AMMA pays its respects to three resource industry visionaries after the recent passing of former AMMA president and Robe River pioneer Charles Copeman, Woodside Petroleum founder Geoff Donaldson and highly respected Tasmanian businessman Byron Bonney of Bonney Group.
All three men passed away in recent weeks and were highly revered among Australia’s business community for their contributions to our national resource sector.
Charles Copeman was president of AMMA’s board from 1982-1985 while the head of Consolidated Gold Fields Group, but it was in 1986 when his impact on Australian industrial relations was cemented in history due to his principal role in the Robe River dispute.
As CEO of Australian iron ore miner Peko-Wallsend, Mr Copeman sought to remove restrictive workplace practices, wind-back union influence and create greater productivity and profitability at the newly-acquired Robe River site.
The ensuing industrial action at the behest of the site’s powerful unions eventually forced Mr Copeman to sack the entire 1000-strong workforce. Resisting pressure from the Hawke Government and orders from the WA Industrial Relations Commission to reinstate the employees, he later shut down the mine until the unions put forth a commercially acceptable compromise.
The Peko-Wallsend boss eventually reinstated its workers and reopened the mine, but only after achieving key concessions and effectively ending the union dominance of the Pilbara’s resource industry.
The Robe River case has since been viewed as a watershed moment in Australia’s IR history and Mr Copeman a courageous and steadfast industry leader of uncompromised principles.
Also in 1986, he was one of the founders of progressive industrial relations organisation the HR Nicholls Society and a medal continues to be awarded by the organisation in his honour. Mr Copeland passed on 27 June 2013.
Woodside founder Geoff Donaldson passed on 3 July 2013 and will be widely remembered as an oil and gas industry pioneer who kept the company afloat in its early years.
In 1954, Mr Donaldson underwrote the company’s first share issue before commencing a 28-year chairmanship with Woodside until his retirement in 1984.
With a donation of £5000 in 1959, he supported Woodside through to its procurement of permits for 367,000 square kilometres off the coast of Western Australia in the 1960s. Fifty years later, the area is home to Woodside’s $27bn North West Shelf Project, accounting for more than 40% of Australia’s current oil and gas production.
Speaking to News Corp website Perth Now after Mr Donaldson’s passing, current Woodside CEO Peter Coleman said the company founder was a ‘business legend’.
“Geoff’s legacy is enormous and he will always be remembered as the man that built this great Australian company,” Mr Coleman said.
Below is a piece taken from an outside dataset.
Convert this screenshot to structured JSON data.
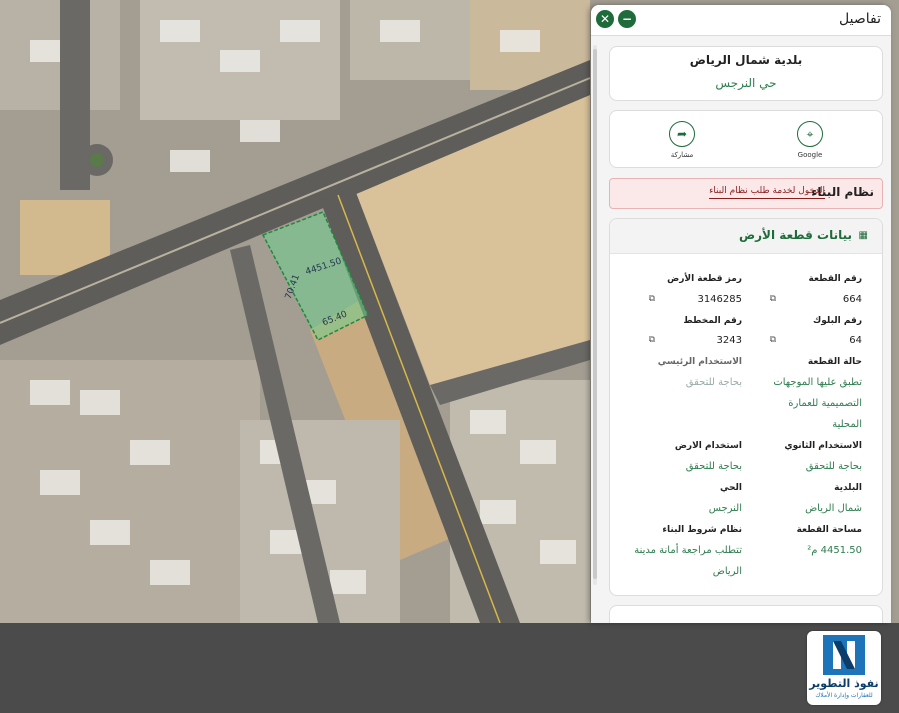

“Geoff was a true pioneer of the industry in Australia and without his personal drive and perseverance Woodside would not have become the company it is today.”
Byron Lloyd Bonney was a Tasmanian business entrepreneur who over the past three decades had built the Bonney Group of companies to now include Lloyds North, Caltas and Bonney Energy.
Mr Bonney’s first business venture was Lloyds North which he founded with nine staff in 1977 as Tasmania’s first woodchip mill. Today, Lloyds is a diversified forestry, mining and logistics operator and one of the Apple Isle State’s largest privately-owned employers.
Remembered as a proud Tasmanian businessman, Mr Bonney’s Caltas entity employs 80 personnel across 59 Caltex service stations and also operates 21 self-serve petroleum outlets. His Bonney Energy company recently acquired Chisholm Petroleum’s Victorian operations and is aiming to become one of the state’s leading fuel distributors.
Tasmanian independent newspaper The Advocate reported that it was only recently that Mr Bonney began to build an executive management team that would allow him to step away from the business he founded in 1977.
“Byron was a man of immense integrity and honesty,” Bonney Group managing director Wayne Bould told The Advocate.
“He had a great pride in his business and, as far as his business operations were concerned, he was both visionary and also a perfectionist.”
Mr Bonney passed on 11 July 2013. His company is a valued AMMA member.